Scoop on Poop

Being regular, particularly in adulthood, is an “irregular” conversation starter. It is one of those topics that seem too “private” or perhaps too “stinky” to discuss in public. But the reality is that how we feel each day is closely tied to our bowels. Read more

Not Skirting the Issue: Discovering Ways to End Poor Health Care for Women with Developmental Disabilities

Women with developmental disabilities are less likely than other women in Ontario to have a pap smear which is how doctors screen for cervical cancer. They are also less likely to get a mammogram to detect breast cancer. Why does this matter? If we have health problems and they aren’t detected early, small problems can become big ones, and can even lead to death. Every woman has a right to get health care early before problems become too serious. Read more

Movember and Men’s Health: What You Should Know!

While men in general can have health problems that they often ignore because they don’t like to talk about their health and how they are feeling, having a disability makes it even harder. Read more

Medication, Education and Advocacy: Improving How People With Developmental Disabilities Use Medication

Medication use is very common for individuals with developmental disabilities. But medications can also lead to problems when you struggle with how to report whether a medication helps or not, or when others aren’t alert to the impact of the side effects. Read more 

Building Sensory Gardens, Rooms & Kits: Enhance well-being, develop coping skills and reduce challenging behaviour, through Sensory Engagement

When considering the issue of quality of life for people with developmental disabilities, and particularly with those who have challenging behaviour, it is important to consider the role of sensory engagement in a holistic biopsychosocial approach. Read more

Neurodevelopmental Disabilities

Let’s Talk: An Open Dialogue on Vulnerability in Toronto Series:

Through collaboration and coordination, the Community Network of Specialized Care works to build efficient and effective cross-sectorial specialized service systems that support people with a developmental disability and mental health challenges (dual diagnosis) and/or challenging behaviour. Read more

Autism & 90-90-90: Reaching for the Goal

Presenting preliminary findings on ACT’s “ASD & HIV Prevention Needs Assessment” survey and explaining the impact the autism spectrum has on negotiating safer sex, accessing services, and community connection. Play video

Community Networks of Specialized Care

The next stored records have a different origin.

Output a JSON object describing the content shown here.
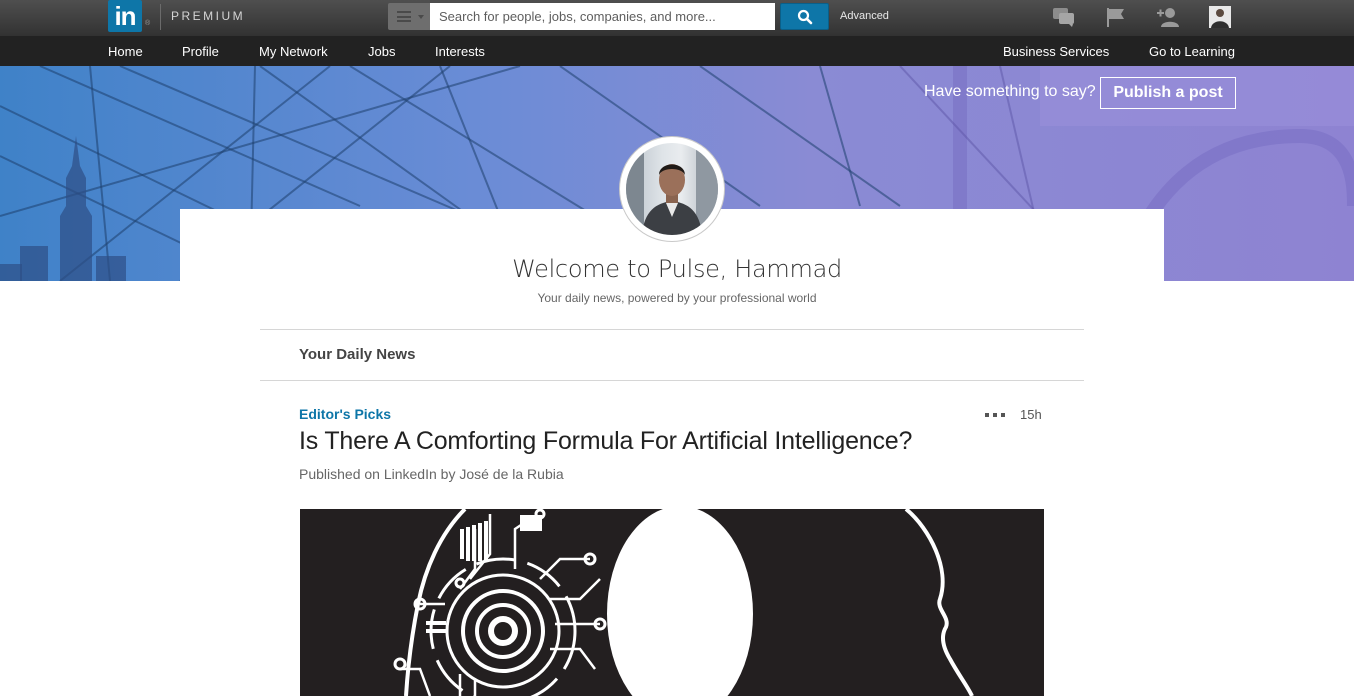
{
  "topbar": {
    "logo_text": "in",
    "logo_mark": "®",
    "brand_tier": "PREMIUM",
    "search": {
      "placeholder": "Search for people, jobs, companies, and more...",
      "value": ""
    },
    "advanced_label": "Advanced",
    "icons": [
      "messages-icon",
      "notifications-flag-icon",
      "add-connections-icon",
      "profile-avatar-icon"
    ]
  },
  "nav": {
    "left": [
      "Home",
      "Profile",
      "My Network",
      "Jobs",
      "Interests"
    ],
    "right": [
      "Business Services",
      "Go to Learning"
    ]
  },
  "hero": {
    "prompt": "Have something to say?",
    "publish_label": "Publish a post"
  },
  "welcome": {
    "title": "Welcome to Pulse, Hammad",
    "subtitle": "Your daily news, powered by your professional world"
  },
  "feed": {
    "section_title": "Your Daily News",
    "article": {
      "category": "Editor's Picks",
      "age": "15h",
      "title": "Is There A Comforting Formula For Artificial Intelligence?",
      "byline": "Published on LinkedIn by José de la Rubia"
    }
  },
  "colors": {
    "brand_blue": "#0e76a8",
    "topbar": "#3f3f3f",
    "navbar": "#222222",
    "hero_left": "#3f82c8",
    "hero_right": "#8e83d2"
  }
}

The purpose of the Community Networks of Specialized Care is to enhance service to adults with a developmental disability who need specialized care for co-existing mental health and or/ behavioural issues in Ontario. There are 4 networks: Northern Region, Southern Region, Eastern Region and Central Region. 

Collaborative Planning for Complex Individuals

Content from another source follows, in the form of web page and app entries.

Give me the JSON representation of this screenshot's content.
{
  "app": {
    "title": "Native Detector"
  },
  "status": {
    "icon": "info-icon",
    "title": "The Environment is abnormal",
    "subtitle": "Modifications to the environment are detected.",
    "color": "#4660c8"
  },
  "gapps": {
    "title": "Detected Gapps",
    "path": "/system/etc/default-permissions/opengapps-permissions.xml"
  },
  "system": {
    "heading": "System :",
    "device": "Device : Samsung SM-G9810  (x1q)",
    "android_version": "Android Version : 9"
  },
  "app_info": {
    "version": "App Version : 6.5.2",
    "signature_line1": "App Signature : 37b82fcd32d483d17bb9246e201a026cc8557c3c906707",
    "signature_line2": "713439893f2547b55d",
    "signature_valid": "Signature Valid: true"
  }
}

Cognitive Impairment related to Narcotic Use

Excerpt from “Neurodevelopmental Disabilities” (Let’s Talk: An Open Dialogue on Vulnerability in Toronto Series)

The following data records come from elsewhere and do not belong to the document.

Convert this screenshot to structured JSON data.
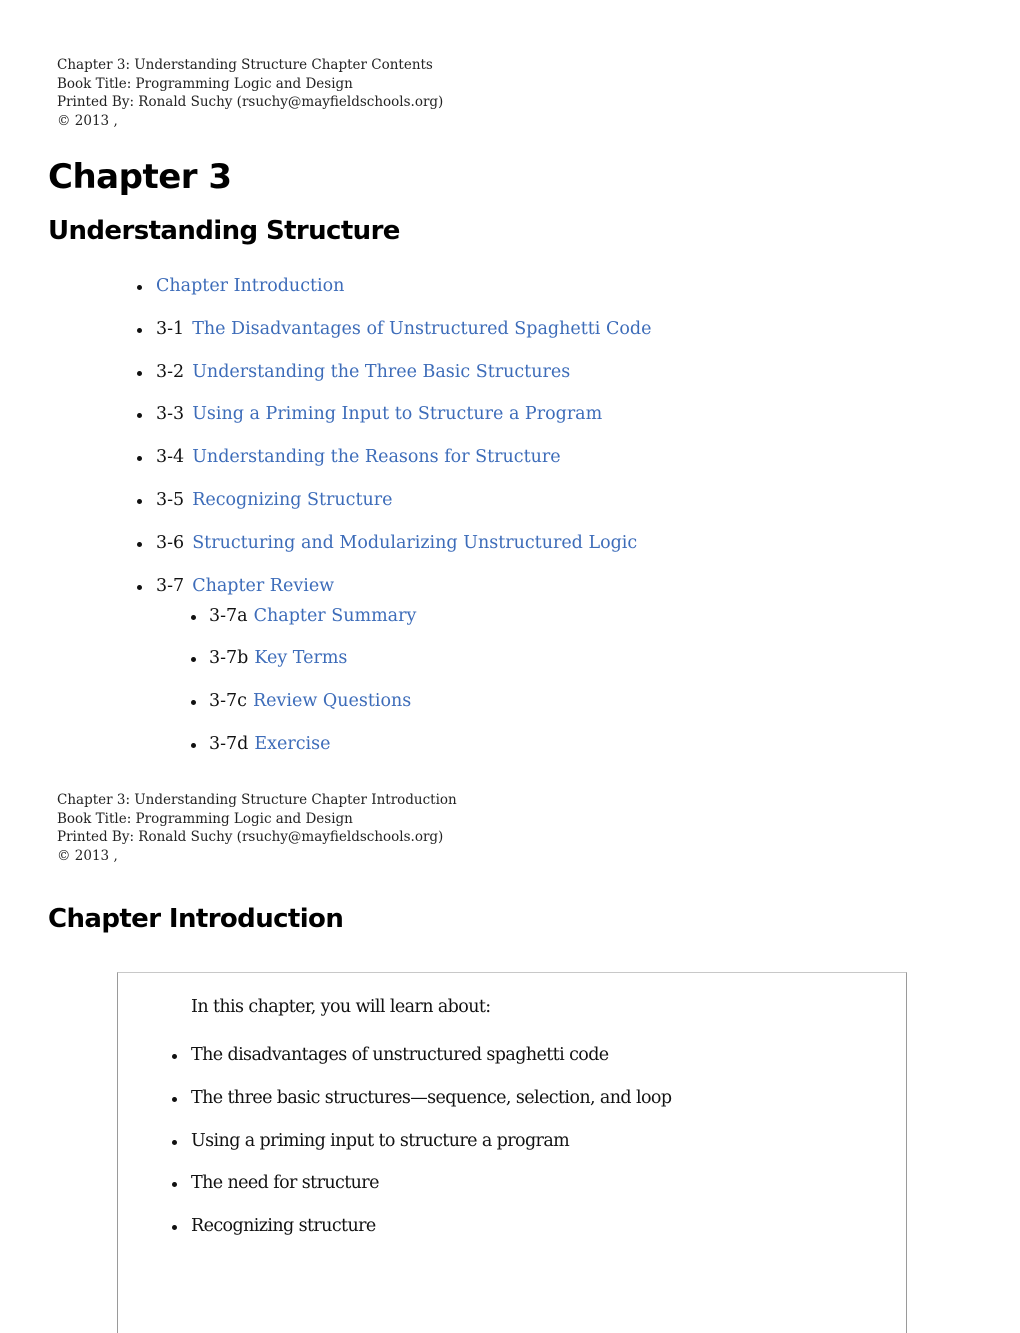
{
  "header_block_1": {
    "line1": "Chapter 3: Understanding Structure Chapter Contents",
    "line2": "Book Title: Programming Logic and Design",
    "line3": "Printed By: Ronald Suchy (rsuchy@mayfieldschools.org)",
    "line4": "© 2013 ,"
  },
  "chapter_title": "Chapter 3",
  "chapter_subtitle": "Understanding Structure",
  "toc": {
    "items": [
      {
        "num": "",
        "label": "Chapter Introduction"
      },
      {
        "num": "3-1",
        "label": "The Disadvantages of Unstructured Spaghetti Code"
      },
      {
        "num": "3-2",
        "label": "Understanding the Three Basic Structures"
      },
      {
        "num": "3-3",
        "label": "Using a Priming Input to Structure a Program"
      },
      {
        "num": "3-4",
        "label": "Understanding the Reasons for Structure"
      },
      {
        "num": "3-5",
        "label": "Recognizing Structure"
      },
      {
        "num": "3-6",
        "label": "Structuring and Modularizing Unstructured Logic"
      },
      {
        "num": "3-7",
        "label": "Chapter Review"
      }
    ],
    "subitems": [
      {
        "num": "3-7a",
        "label": "Chapter Summary"
      },
      {
        "num": "3-7b",
        "label": "Key Terms"
      },
      {
        "num": "3-7c",
        "label": "Review Questions"
      },
      {
        "num": "3-7d",
        "label": "Exercise"
      }
    ]
  },
  "header_block_2": {
    "line1": "Chapter 3: Understanding Structure Chapter Introduction",
    "line2": "Book Title: Programming Logic and Design",
    "line3": "Printed By: Ronald Suchy (rsuchy@mayfieldschools.org)",
    "line4": "© 2013 ,"
  },
  "section_title": "Chapter Introduction",
  "objectives": {
    "intro": "In this chapter, you will learn about:",
    "items": [
      "The disadvantages of unstructured spaghetti code",
      "The three basic structures—sequence, selection, and loop",
      "Using a priming input to structure a program",
      "The need for structure",
      "Recognizing structure"
    ]
  },
  "colors": {
    "link": "#3d6cb9",
    "text": "#111111",
    "box_border": "#9a9a9a"
  }
}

Presenter: Lisa Orsi, Centre for Addiction and Mental Health (CAMH)

Progress in Disparities of People with Developmental Disabilities In Health Care

Excerpt from “Neurodevelopmental Disabilities” (Let’s Talk: An Open Dialogue on Vulnerability in Toronto Series)

Presenters: Angie Gonzales and Aamir Khan, Community Network of Specialized Care.


Primary Health Care of Adults with Developmental Disabilities Guidelines

The Developmental Disabilities Primary Care Initiative has brought together clinicians with expertise in the care of adults with developmental disabilities (DD) to improve primary care and quality of life for adults with developmental disabilities (DD). Primary Health Care of Adults with Developmental Disabilities Guidelines 

With leadership and coordination from Surrey Place Centre, and funding from the Ontario Ministry of Children, Community and Social Services, the Ontario Ministry of Health and Long-Term Care, and Surrey Place Centre Foundation, Guidelines and Tools have been developed to help primary care providers to follow best practices in the care of these patients. These guidelines and tools  are utilized in the Training Course for primary care providers that are offered on a yearly basis.